• _Exercise brief_: All entries below must be retyped exactly, though pictures are to be skipped.
-------- Given data
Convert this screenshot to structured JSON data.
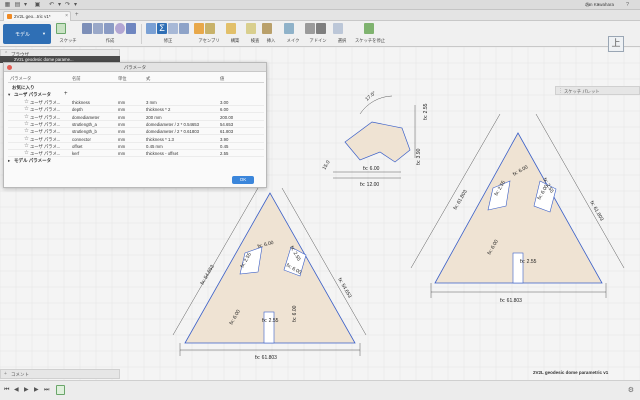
{
  "app": {
    "user_name": "Jun Kawahara",
    "document_tab": "2V2L geo...tric v1*",
    "document_name": "2V2L geodesic dome parametric v1"
  },
  "toolbar": {
    "workspace": "モデル",
    "groups": [
      {
        "label": "スケッチ"
      },
      {
        "label": "作成"
      },
      {
        "label": "修正"
      },
      {
        "label": "アセンブリ"
      },
      {
        "label": "構築"
      },
      {
        "label": "検査"
      },
      {
        "label": "挿入"
      },
      {
        "label": "メイク"
      },
      {
        "label": "アドイン"
      },
      {
        "label": "選択"
      },
      {
        "label": "スケッチを停止"
      }
    ]
  },
  "browser": {
    "title": "ブラウザ",
    "root_item": "2V2L geodesic dome parame..."
  },
  "viewcube": {
    "face": "上"
  },
  "sketch_palette": {
    "label": "スケッチ パレット"
  },
  "params_dialog": {
    "title": "パラメータ",
    "headers": {
      "param": "パラメータ",
      "name": "名前",
      "unit": "単位",
      "expr": "式",
      "value": "値"
    },
    "favorites": "お気に入り",
    "user_group": "ユーザ パラメータ",
    "model_group": "モデル パラメータ",
    "add_icon": "+",
    "rows": [
      {
        "type": "ユーザ パラメ...",
        "name": "thickness",
        "unit": "mm",
        "expr": "3 mm",
        "value": "3.00"
      },
      {
        "type": "ユーザ パラメ...",
        "name": "depth",
        "unit": "mm",
        "expr": "thickness * 2",
        "value": "6.00"
      },
      {
        "type": "ユーザ パラメ...",
        "name": "domediameter",
        "unit": "mm",
        "expr": "200 mm",
        "value": "200.00"
      },
      {
        "type": "ユーザ パラメ...",
        "name": "strutlength_a",
        "unit": "mm",
        "expr": "domediameter / 2 * 0.54653",
        "value": "54.653"
      },
      {
        "type": "ユーザ パラメ...",
        "name": "strutlength_b",
        "unit": "mm",
        "expr": "domediameter / 2 * 0.61803",
        "value": "61.803"
      },
      {
        "type": "ユーザ パラメ...",
        "name": "connector",
        "unit": "mm",
        "expr": "thickness * 1.3",
        "value": "3.90"
      },
      {
        "type": "ユーザ パラメ...",
        "name": "offset",
        "unit": "mm",
        "expr": "0.45 mm",
        "value": "0.45"
      },
      {
        "type": "ユーザ パラメ...",
        "name": "kerf",
        "unit": "mm",
        "expr": "thickness - offset",
        "value": "2.55"
      }
    ],
    "ok_label": "OK"
  },
  "dimensions": {
    "left_base": "fx: 61.803",
    "left_side_l": "fx: 54.653",
    "left_side_r": "fx: 54.653",
    "left_slot_a": "fx: 2.55",
    "left_slot_b": "fx: 6.00",
    "left_slot_c": "fx: 2.55",
    "left_slot_d": "fx: 6.00",
    "left_slot_e": "fx: 6.00",
    "left_slot_f": "fx: 2.55",
    "left_slot_g": "fx: 6.00",
    "right_base": "fx: 61.803",
    "right_side_l": "fx: 61.803",
    "right_side_r": "fx: 61.803",
    "right_slot_a": "fx: 2.55",
    "right_slot_b": "fx: 6.00",
    "right_slot_c": "fx: 2.55",
    "right_slot_d": "fx: 6.00",
    "right_slot_e": "fx: 6.00",
    "right_slot_f": "fx: 2.55",
    "top_angle": "17.0°",
    "top_a": "fx: 2.55",
    "top_b": "fx: 3.90",
    "top_c": "fx: 6.00",
    "top_d": "fx: 12.00",
    "top_e": "15.0"
  },
  "comments": {
    "label": "コメント"
  },
  "colors": {
    "accent": "#2f6fb5",
    "plate_fill": "#efe3d3",
    "sketch_line": "#3a5fc8",
    "dim_line": "#333333"
  }
}
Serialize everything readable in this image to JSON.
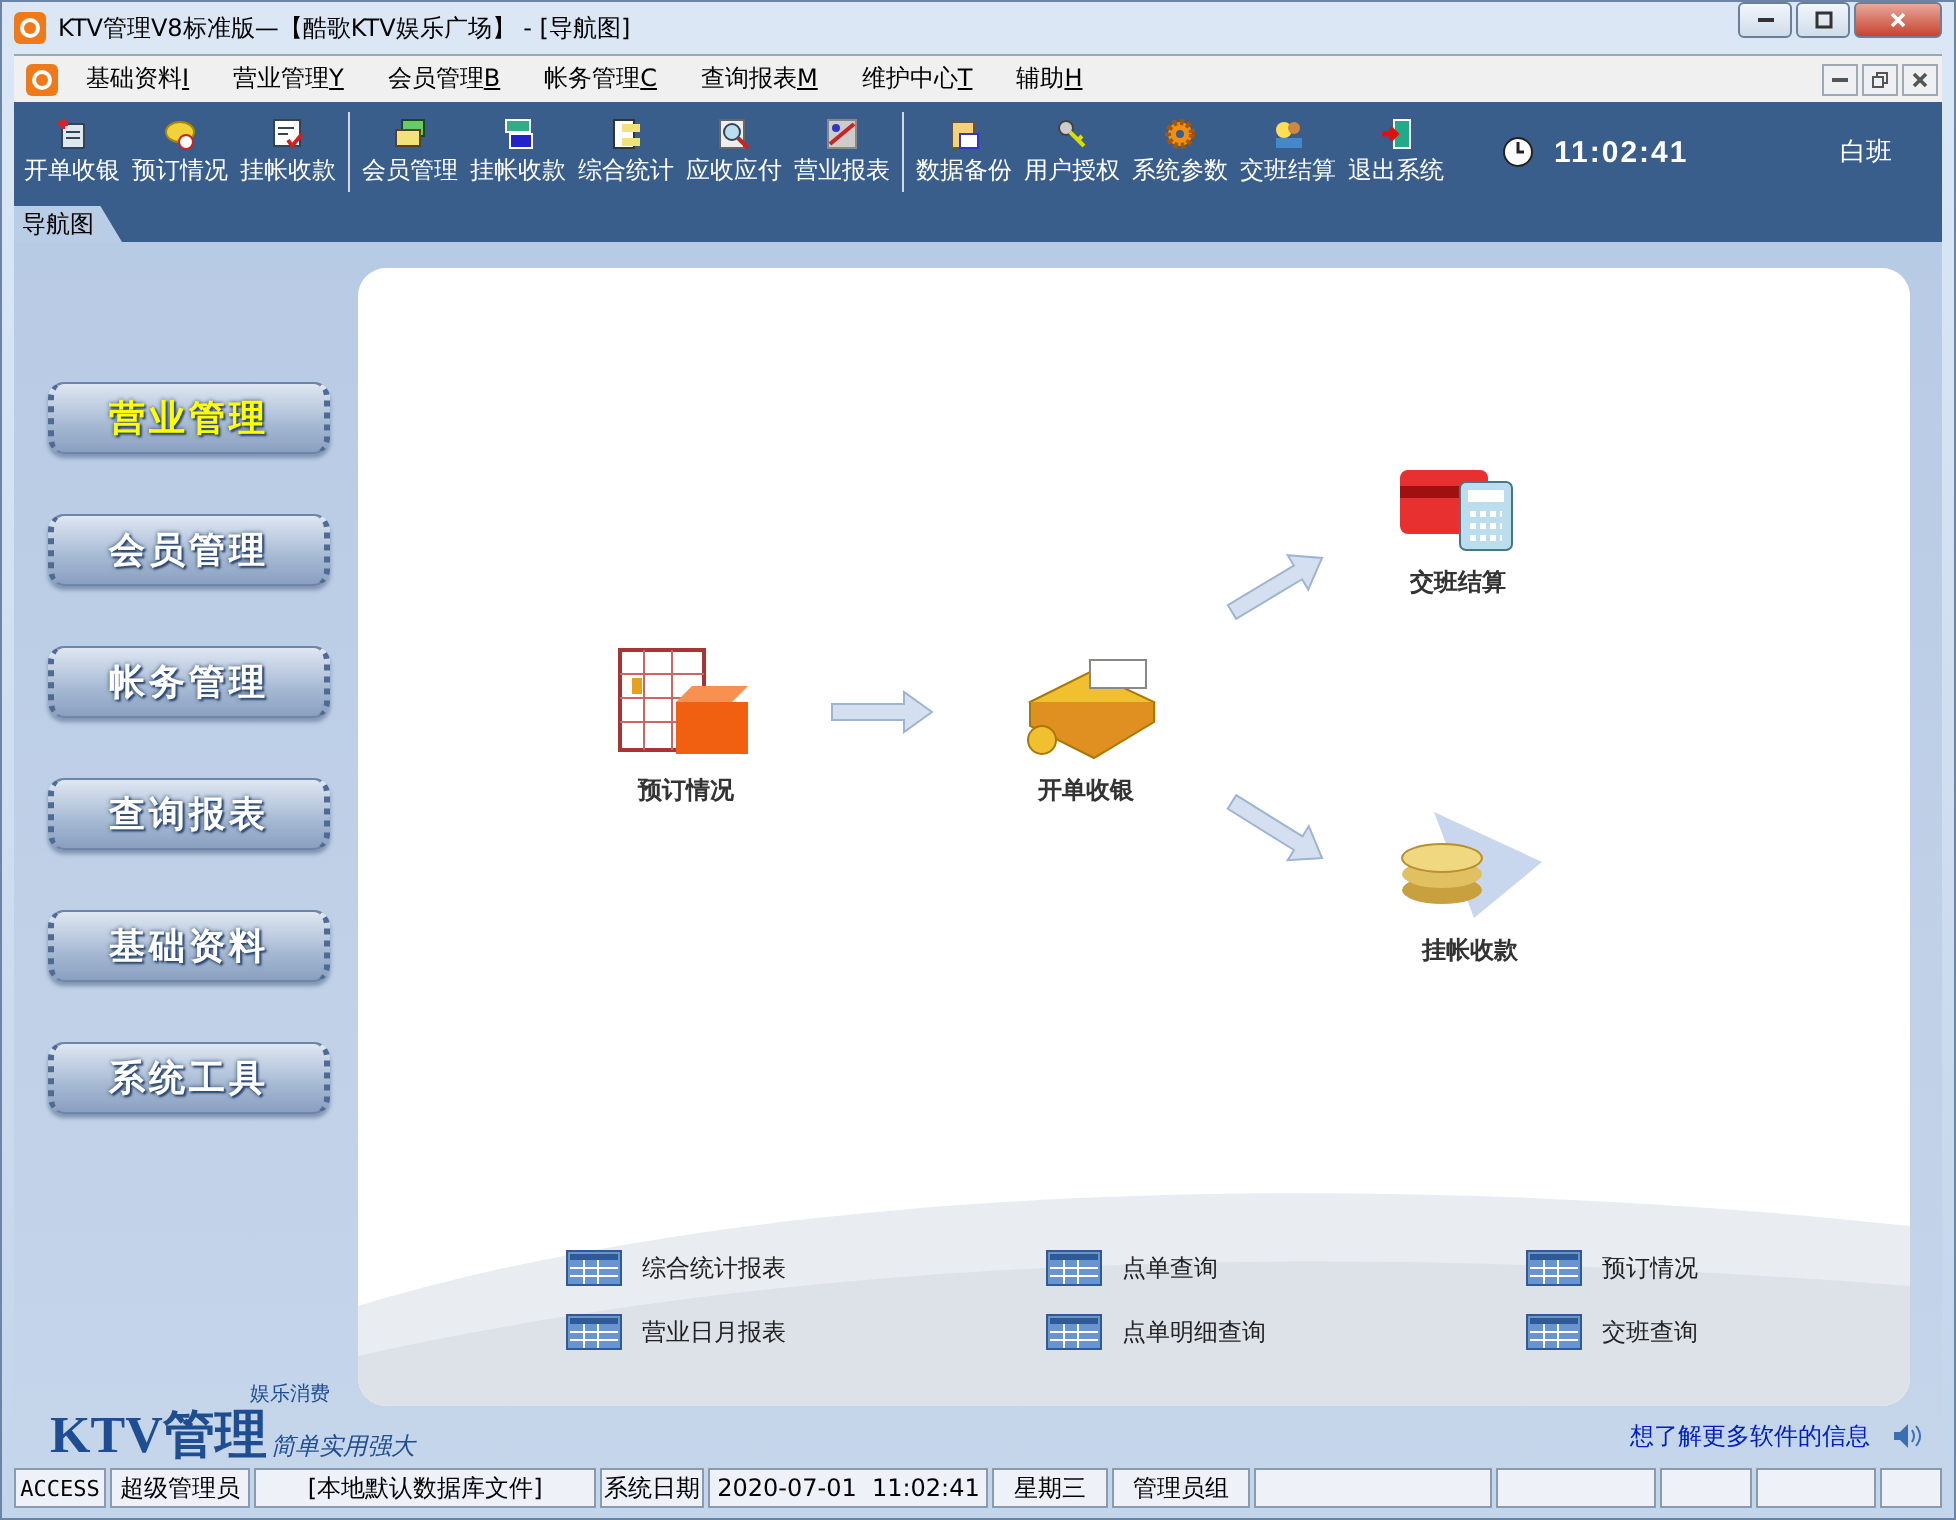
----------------
• _Response to this task_:
Convert this screenshot to structured JSON data.
{
  "app": {
    "user_name": "Jun Kawahara",
    "document_tab": "2V2L geo...tric v1*",
    "document_name": "2V2L geodesic dome parametric v1"
  },
  "toolbar": {
    "workspace": "モデル",
    "groups": [
      {
        "label": "スケッチ"
      },
      {
        "label": "作成"
      },
      {
        "label": "修正"
      },
      {
        "label": "アセンブリ"
      },
      {
        "label": "構築"
      },
      {
        "label": "検査"
      },
      {
        "label": "挿入"
      },
      {
        "label": "メイク"
      },
      {
        "label": "アドイン"
      },
      {
        "label": "選択"
      },
      {
        "label": "スケッチを停止"
      }
    ]
  },
  "browser": {
    "title": "ブラウザ",
    "root_item": "2V2L geodesic dome parame..."
  },
  "viewcube": {
    "face": "上"
  },
  "sketch_palette": {
    "label": "スケッチ パレット"
  },
  "params_dialog": {
    "title": "パラメータ",
    "headers": {
      "param": "パラメータ",
      "name": "名前",
      "unit": "単位",
      "expr": "式",
      "value": "値"
    },
    "favorites": "お気に入り",
    "user_group": "ユーザ パラメータ",
    "model_group": "モデル パラメータ",
    "add_icon": "+",
    "rows": [
      {
        "type": "ユーザ パラメ...",
        "name": "thickness",
        "unit": "mm",
        "expr": "3 mm",
        "value": "3.00"
      },
      {
        "type": "ユーザ パラメ...",
        "name": "depth",
        "unit": "mm",
        "expr": "thickness * 2",
        "value": "6.00"
      },
      {
        "type": "ユーザ パラメ...",
        "name": "domediameter",
        "unit": "mm",
        "expr": "200 mm",
        "value": "200.00"
      },
      {
        "type": "ユーザ パラメ...",
        "name": "strutlength_a",
        "unit": "mm",
        "expr": "domediameter / 2 * 0.54653",
        "value": "54.653"
      },
      {
        "type": "ユーザ パラメ...",
        "name": "strutlength_b",
        "unit": "mm",
        "expr": "domediameter / 2 * 0.61803",
        "value": "61.803"
      },
      {
        "type": "ユーザ パラメ...",
        "name": "connector",
        "unit": "mm",
        "expr": "thickness * 1.3",
        "value": "3.90"
      },
      {
        "type": "ユーザ パラメ...",
        "name": "offset",
        "unit": "mm",
        "expr": "0.45 mm",
        "value": "0.45"
      },
      {
        "type": "ユーザ パラメ...",
        "name": "kerf",
        "unit": "mm",
        "expr": "thickness - offset",
        "value": "2.55"
      }
    ],
    "ok_label": "OK"
  },
  "dimensions": {
    "left_base": "fx: 61.803",
    "left_side_l": "fx: 54.653",
    "left_side_r": "fx: 54.653",
    "left_slot_a": "fx: 2.55",
    "left_slot_b": "fx: 6.00",
    "left_slot_c": "fx: 2.55",
    "left_slot_d": "fx: 6.00",
    "left_slot_e": "fx: 6.00",
    "left_slot_f": "fx: 2.55",
    "left_slot_g": "fx: 6.00",
    "right_base": "fx: 61.803",
    "right_side_l": "fx: 61.803",
    "right_side_r": "fx: 61.803",
    "right_slot_a": "fx: 2.55",
    "right_slot_b": "fx: 6.00",
    "right_slot_c": "fx: 2.55",
    "right_slot_d": "fx: 6.00",
    "right_slot_e": "fx: 6.00",
    "right_slot_f": "fx: 2.55",
    "top_angle": "17.0°",
    "top_a": "fx: 2.55",
    "top_b": "fx: 3.90",
    "top_c": "fx: 6.00",
    "top_d": "fx: 12.00",
    "top_e": "15.0"
  },
  "comments": {
    "label": "コメント"
  },
  "colors": {
    "accent": "#2f6fb5",
    "plate_fill": "#efe3d3",
    "sketch_line": "#3a5fc8",
    "dim_line": "#333333"
  }
}
Serialize everything readable in this image to JSON.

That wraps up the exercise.